■ **Required work**: Give back the entries below verbatim.
(Beginning of Provided records)
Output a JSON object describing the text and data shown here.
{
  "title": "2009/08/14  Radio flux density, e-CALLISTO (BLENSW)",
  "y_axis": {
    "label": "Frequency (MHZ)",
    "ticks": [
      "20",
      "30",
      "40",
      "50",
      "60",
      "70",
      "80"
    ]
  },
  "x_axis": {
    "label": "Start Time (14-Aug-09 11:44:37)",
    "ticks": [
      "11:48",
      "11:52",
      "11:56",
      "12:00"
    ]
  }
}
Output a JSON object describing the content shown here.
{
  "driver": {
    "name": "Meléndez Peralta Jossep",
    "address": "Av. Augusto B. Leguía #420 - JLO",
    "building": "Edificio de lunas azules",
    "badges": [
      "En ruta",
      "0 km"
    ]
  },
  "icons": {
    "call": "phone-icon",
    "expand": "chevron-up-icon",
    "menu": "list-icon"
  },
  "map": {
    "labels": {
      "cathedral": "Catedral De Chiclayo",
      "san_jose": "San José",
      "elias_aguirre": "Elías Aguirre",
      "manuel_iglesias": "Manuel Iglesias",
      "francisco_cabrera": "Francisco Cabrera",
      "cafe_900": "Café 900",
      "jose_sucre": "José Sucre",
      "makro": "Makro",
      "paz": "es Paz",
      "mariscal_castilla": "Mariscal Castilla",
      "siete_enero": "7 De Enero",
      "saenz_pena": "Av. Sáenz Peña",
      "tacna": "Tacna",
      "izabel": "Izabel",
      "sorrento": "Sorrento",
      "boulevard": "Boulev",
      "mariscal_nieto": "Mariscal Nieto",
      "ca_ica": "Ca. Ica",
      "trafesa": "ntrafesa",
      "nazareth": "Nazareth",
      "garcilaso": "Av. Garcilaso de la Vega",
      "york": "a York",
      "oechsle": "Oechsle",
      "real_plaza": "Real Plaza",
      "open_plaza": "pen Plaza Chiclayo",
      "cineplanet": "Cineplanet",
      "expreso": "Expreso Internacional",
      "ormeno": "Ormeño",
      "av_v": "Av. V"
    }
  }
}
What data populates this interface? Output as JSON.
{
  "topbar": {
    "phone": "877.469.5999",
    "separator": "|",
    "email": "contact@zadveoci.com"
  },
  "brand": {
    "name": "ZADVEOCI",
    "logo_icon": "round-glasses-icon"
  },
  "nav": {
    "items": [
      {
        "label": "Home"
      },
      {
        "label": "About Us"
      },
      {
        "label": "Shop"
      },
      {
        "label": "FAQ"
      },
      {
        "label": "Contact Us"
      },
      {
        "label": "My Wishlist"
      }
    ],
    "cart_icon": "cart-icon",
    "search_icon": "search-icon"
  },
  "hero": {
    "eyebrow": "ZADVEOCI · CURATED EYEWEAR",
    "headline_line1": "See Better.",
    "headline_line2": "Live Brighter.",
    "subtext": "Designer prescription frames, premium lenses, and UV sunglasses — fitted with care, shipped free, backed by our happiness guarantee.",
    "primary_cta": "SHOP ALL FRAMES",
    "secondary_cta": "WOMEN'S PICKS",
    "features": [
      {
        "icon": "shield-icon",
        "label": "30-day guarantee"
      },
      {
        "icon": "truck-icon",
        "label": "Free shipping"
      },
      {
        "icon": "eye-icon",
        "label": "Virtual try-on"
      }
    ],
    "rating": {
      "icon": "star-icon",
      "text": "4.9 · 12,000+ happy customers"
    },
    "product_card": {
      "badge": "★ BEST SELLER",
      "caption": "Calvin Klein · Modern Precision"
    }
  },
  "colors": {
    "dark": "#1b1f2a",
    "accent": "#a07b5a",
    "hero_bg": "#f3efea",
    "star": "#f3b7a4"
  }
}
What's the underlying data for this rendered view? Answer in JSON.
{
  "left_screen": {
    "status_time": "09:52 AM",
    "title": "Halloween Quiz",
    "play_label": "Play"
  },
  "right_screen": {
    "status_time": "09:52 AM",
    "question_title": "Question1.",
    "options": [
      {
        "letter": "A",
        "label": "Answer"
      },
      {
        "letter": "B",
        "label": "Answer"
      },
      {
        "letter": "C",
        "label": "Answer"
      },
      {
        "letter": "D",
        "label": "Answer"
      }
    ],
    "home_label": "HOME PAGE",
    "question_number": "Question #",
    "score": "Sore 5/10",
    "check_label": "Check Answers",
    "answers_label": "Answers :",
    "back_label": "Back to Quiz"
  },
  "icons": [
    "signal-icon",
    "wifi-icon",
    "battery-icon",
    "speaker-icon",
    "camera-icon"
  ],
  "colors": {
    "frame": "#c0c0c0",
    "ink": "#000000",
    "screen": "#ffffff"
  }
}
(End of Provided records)
■ **Solved exercise**:
Output a JSON object describing the text and data shown here.
{
  "title": "2009/08/14  Radio flux density, e-CALLISTO (BLENSW)",
  "y_axis": {
    "label": "Frequency (MHZ)",
    "ticks": [
      "20",
      "30",
      "40",
      "50",
      "60",
      "70",
      "80"
    ]
  },
  "x_axis": {
    "label": "Start Time (14-Aug-09 11:44:37)",
    "ticks": [
      "11:48",
      "11:52",
      "11:56",
      "12:00"
    ]
  }
}
Output a JSON object describing the content shown here.
{
  "driver": {
    "name": "Meléndez Peralta Jossep",
    "address": "Av. Augusto B. Leguía #420 - JLO",
    "building": "Edificio de lunas azules",
    "badges": [
      "En ruta",
      "0 km"
    ]
  },
  "icons": {
    "call": "phone-icon",
    "expand": "chevron-up-icon",
    "menu": "list-icon"
  },
  "map": {
    "labels": {
      "cathedral": "Catedral De Chiclayo",
      "san_jose": "San José",
      "elias_aguirre": "Elías Aguirre",
      "manuel_iglesias": "Manuel Iglesias",
      "francisco_cabrera": "Francisco Cabrera",
      "cafe_900": "Café 900",
      "jose_sucre": "José Sucre",
      "makro": "Makro",
      "paz": "es Paz",
      "mariscal_castilla": "Mariscal Castilla",
      "siete_enero": "7 De Enero",
      "saenz_pena": "Av. Sáenz Peña",
      "tacna": "Tacna",
      "izabel": "Izabel",
      "sorrento": "Sorrento",
      "boulevard": "Boulev",
      "mariscal_nieto": "Mariscal Nieto",
      "ca_ica": "Ca. Ica",
      "trafesa": "ntrafesa",
      "nazareth": "Nazareth",
      "garcilaso": "Av. Garcilaso de la Vega",
      "york": "a York",
      "oechsle": "Oechsle",
      "real_plaza": "Real Plaza",
      "open_plaza": "pen Plaza Chiclayo",
      "cineplanet": "Cineplanet",
      "expreso": "Expreso Internacional",
      "ormeno": "Ormeño",
      "av_v": "Av. V"
    }
  }
}
What data populates this interface? Output as JSON.
{
  "topbar": {
    "phone": "877.469.5999",
    "separator": "|",
    "email": "contact@zadveoci.com"
  },
  "brand": {
    "name": "ZADVEOCI",
    "logo_icon": "round-glasses-icon"
  },
  "nav": {
    "items": [
      {
        "label": "Home"
      },
      {
        "label": "About Us"
      },
      {
        "label": "Shop"
      },
      {
        "label": "FAQ"
      },
      {
        "label": "Contact Us"
      },
      {
        "label": "My Wishlist"
      }
    ],
    "cart_icon": "cart-icon",
    "search_icon": "search-icon"
  },
  "hero": {
    "eyebrow": "ZADVEOCI · CURATED EYEWEAR",
    "headline_line1": "See Better.",
    "headline_line2": "Live Brighter.",
    "subtext": "Designer prescription frames, premium lenses, and UV sunglasses — fitted with care, shipped free, backed by our happiness guarantee.",
    "primary_cta": "SHOP ALL FRAMES",
    "secondary_cta": "WOMEN'S PICKS",
    "features": [
      {
        "icon": "shield-icon",
        "label": "30-day guarantee"
      },
      {
        "icon": "truck-icon",
        "label": "Free shipping"
      },
      {
        "icon": "eye-icon",
        "label": "Virtual try-on"
      }
    ],
    "rating": {
      "icon": "star-icon",
      "text": "4.9 · 12,000+ happy customers"
    },
    "product_card": {
      "badge": "★ BEST SELLER",
      "caption": "Calvin Klein · Modern Precision"
    }
  },
  "colors": {
    "dark": "#1b1f2a",
    "accent": "#a07b5a",
    "hero_bg": "#f3efea",
    "star": "#f3b7a4"
  }
}
What's the underlying data for this rendered view? Answer in JSON.
{
  "left_screen": {
    "status_time": "09:52 AM",
    "title": "Halloween Quiz",
    "play_label": "Play"
  },
  "right_screen": {
    "status_time": "09:52 AM",
    "question_title": "Question1.",
    "options": [
      {
        "letter": "A",
        "label": "Answer"
      },
      {
        "letter": "B",
        "label": "Answer"
      },
      {
        "letter": "C",
        "label": "Answer"
      },
      {
        "letter": "D",
        "label": "Answer"
      }
    ],
    "home_label": "HOME PAGE",
    "question_number": "Question #",
    "score": "Sore 5/10",
    "check_label": "Check Answers",
    "answers_label": "Answers :",
    "back_label": "Back to Quiz"
  },
  "icons": [
    "signal-icon",
    "wifi-icon",
    "battery-icon",
    "speaker-icon",
    "camera-icon"
  ],
  "colors": {
    "frame": "#c0c0c0",
    "ink": "#000000",
    "screen": "#ffffff"
  }
}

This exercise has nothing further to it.